• **Required action**: Which lines of the records below contain the string "description"? Report each of them.

• **The data**:
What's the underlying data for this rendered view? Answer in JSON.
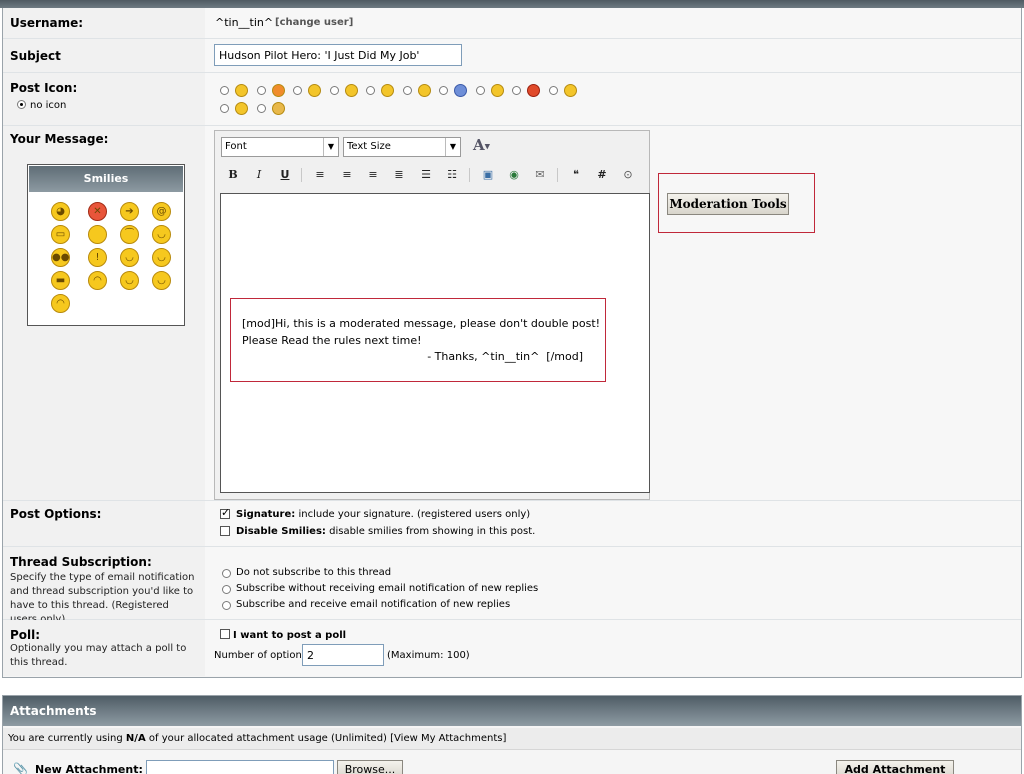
{
  "username": {
    "label": "Username:",
    "value": "^tin__tin^",
    "change_link": "[change user]"
  },
  "subject": {
    "label": "Subject",
    "value": "Hudson Pilot Hero: 'I Just Did My Job'"
  },
  "post_icon": {
    "label": "Post Icon:",
    "no_icon_label": "no icon"
  },
  "message": {
    "label": "Your Message:",
    "smilies_title": "Smilies",
    "font_select": "Font",
    "size_select": "Text Size",
    "body_line1": "[mod]Hi, this is a moderated message, please don't double post!",
    "body_line2": "Please Read the rules next time!",
    "body_line3": "- Thanks, ^tin__tin^  [/mod]"
  },
  "moderation_tools_button": "Moderation Tools",
  "post_options": {
    "label": "Post Options:",
    "signature_bold": "Signature:",
    "signature_text": "include your signature. (registered users only)",
    "smilies_bold": "Disable Smilies:",
    "smilies_text": "disable smilies from showing in this post."
  },
  "thread_subscription": {
    "label": "Thread Subscription:",
    "description": "Specify the type of email notification and thread subscription you'd like to have to this thread. (Registered users only)",
    "options": [
      "Do not subscribe to this thread",
      "Subscribe without receiving email notification of new replies",
      "Subscribe and receive email notification of new replies"
    ]
  },
  "poll": {
    "label": "Poll:",
    "description": "Optionally you may attach a poll to this thread.",
    "checkbox_label": "I want to post a poll",
    "options_label": "Number of options:",
    "options_value": "2",
    "maximum": "(Maximum: 100)"
  },
  "attachments": {
    "title": "Attachments",
    "usage_prefix": "You are currently using",
    "usage_value": "N/A",
    "usage_suffix": "of your allocated attachment usage (Unlimited) [View My Attachments]",
    "new_attachment_label": "New Attachment:",
    "browse_button": "Browse...",
    "add_button": "Add Attachment"
  }
}
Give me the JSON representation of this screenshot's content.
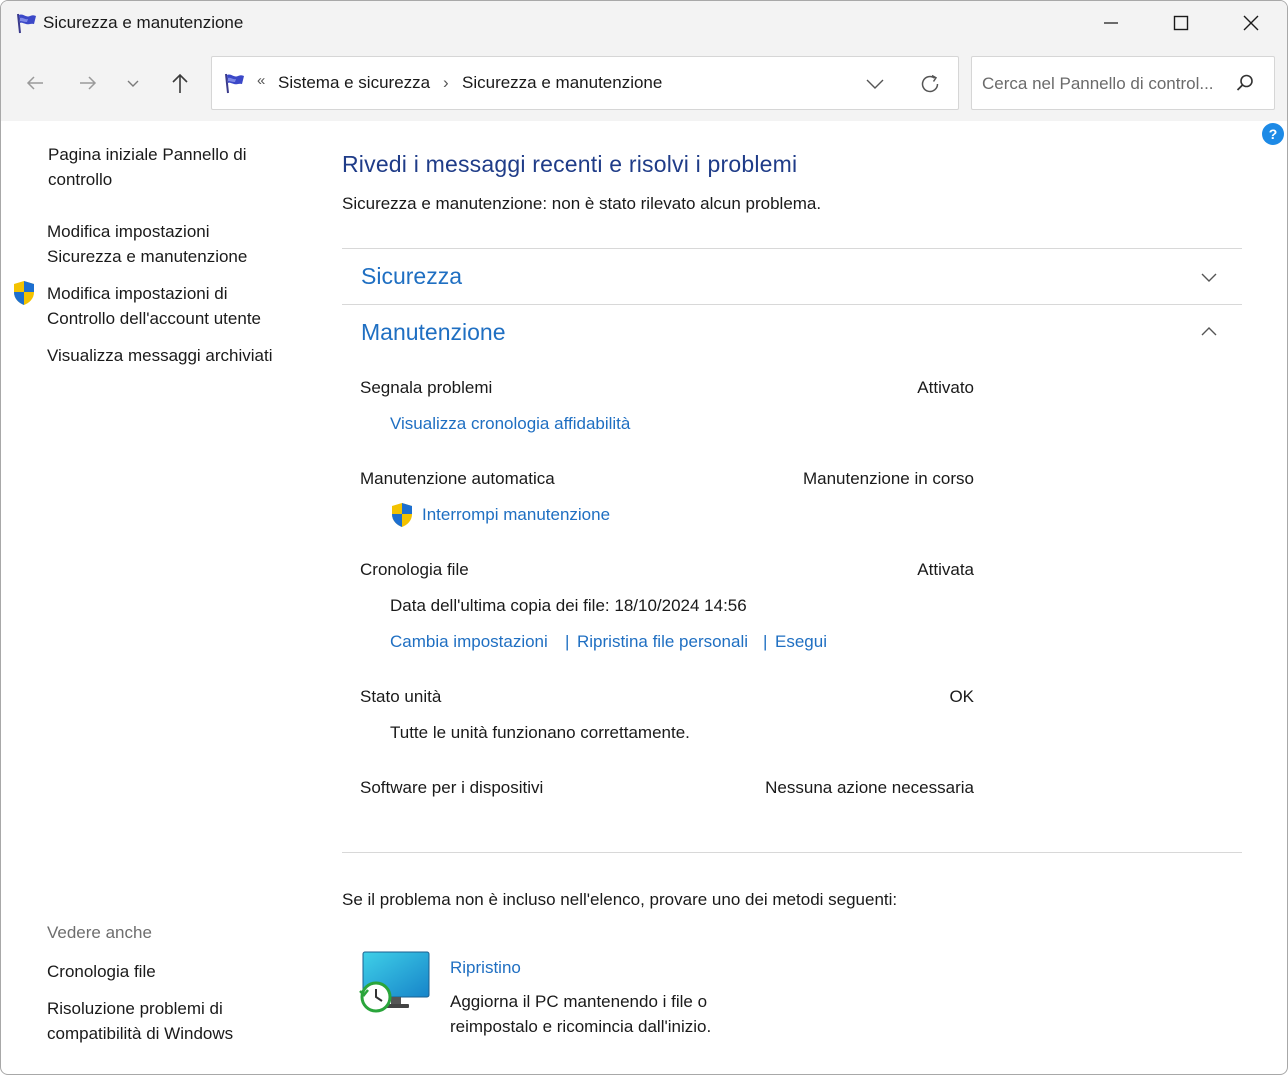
{
  "window": {
    "title": "Sicurezza e manutenzione",
    "icon": "flag-icon"
  },
  "nav": {
    "breadcrumb_prefix": "«",
    "breadcrumb": [
      "Sistema e sicurezza",
      "Sicurezza e manutenzione"
    ],
    "breadcrumb_separator": "›",
    "search_placeholder": "Cerca nel Pannello di control..."
  },
  "help": {
    "label": "?"
  },
  "sidebar": {
    "links": [
      {
        "text_line1": "Pagina iniziale Pannello di",
        "text_line2": "controllo"
      },
      {
        "text_line1": "Modifica impostazioni",
        "text_line2": "Sicurezza e manutenzione"
      },
      {
        "text_line1": "Modifica impostazioni di",
        "text_line2": "Controllo dell'account utente",
        "icon": "uac-shield-icon"
      },
      {
        "text_line1": "Visualizza messaggi archiviati"
      }
    ],
    "see_also_label": "Vedere anche",
    "see_also": [
      {
        "text_line1": "Cronologia file"
      },
      {
        "text_line1": "Risoluzione problemi di",
        "text_line2": "compatibilità di Windows"
      }
    ]
  },
  "main": {
    "heading": "Rivedi i messaggi recenti e risolvi i problemi",
    "status": "Sicurezza e manutenzione: non è stato rilevato alcun problema.",
    "sections": {
      "security": {
        "title": "Sicurezza",
        "expanded": false
      },
      "maintenance": {
        "title": "Manutenzione",
        "expanded": true,
        "rows": {
          "report": {
            "label": "Segnala problemi",
            "value": "Attivato",
            "link": "Visualizza cronologia affidabilità"
          },
          "auto": {
            "label": "Manutenzione automatica",
            "value": "Manutenzione in corso",
            "link": "Interrompi manutenzione"
          },
          "history": {
            "label": "Cronologia file",
            "value": "Attivata",
            "info": "Data dell'ultima copia dei file: 18/10/2024 14:56",
            "links": [
              "Cambia impostazioni",
              "Ripristina file personali",
              "Esegui"
            ],
            "separator": "|"
          },
          "drives": {
            "label": "Stato unità",
            "value": "OK",
            "info": "Tutte le unità funzionano correttamente."
          },
          "devices": {
            "label": "Software per i dispositivi",
            "value": "Nessuna azione necessaria"
          }
        }
      }
    },
    "try_text": "Se il problema non è incluso nell'elenco, provare uno dei metodi seguenti:",
    "recovery": {
      "title": "Ripristino",
      "desc_line1": "Aggiorna il PC mantenendo i file o",
      "desc_line2": "reimpostalo e ricomincia dall'inizio."
    }
  },
  "colors": {
    "heading": "#1f3c88",
    "link": "#1f6fc2",
    "chrome": "#f3f3f3",
    "help": "#1d8ae6"
  }
}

• **Written solution**:
    "description": "Specify the type of email notification and thread subscription you'd like to have to this thread. (Registered users only)",
    "description": "Optionally you may attach a poll to this thread.",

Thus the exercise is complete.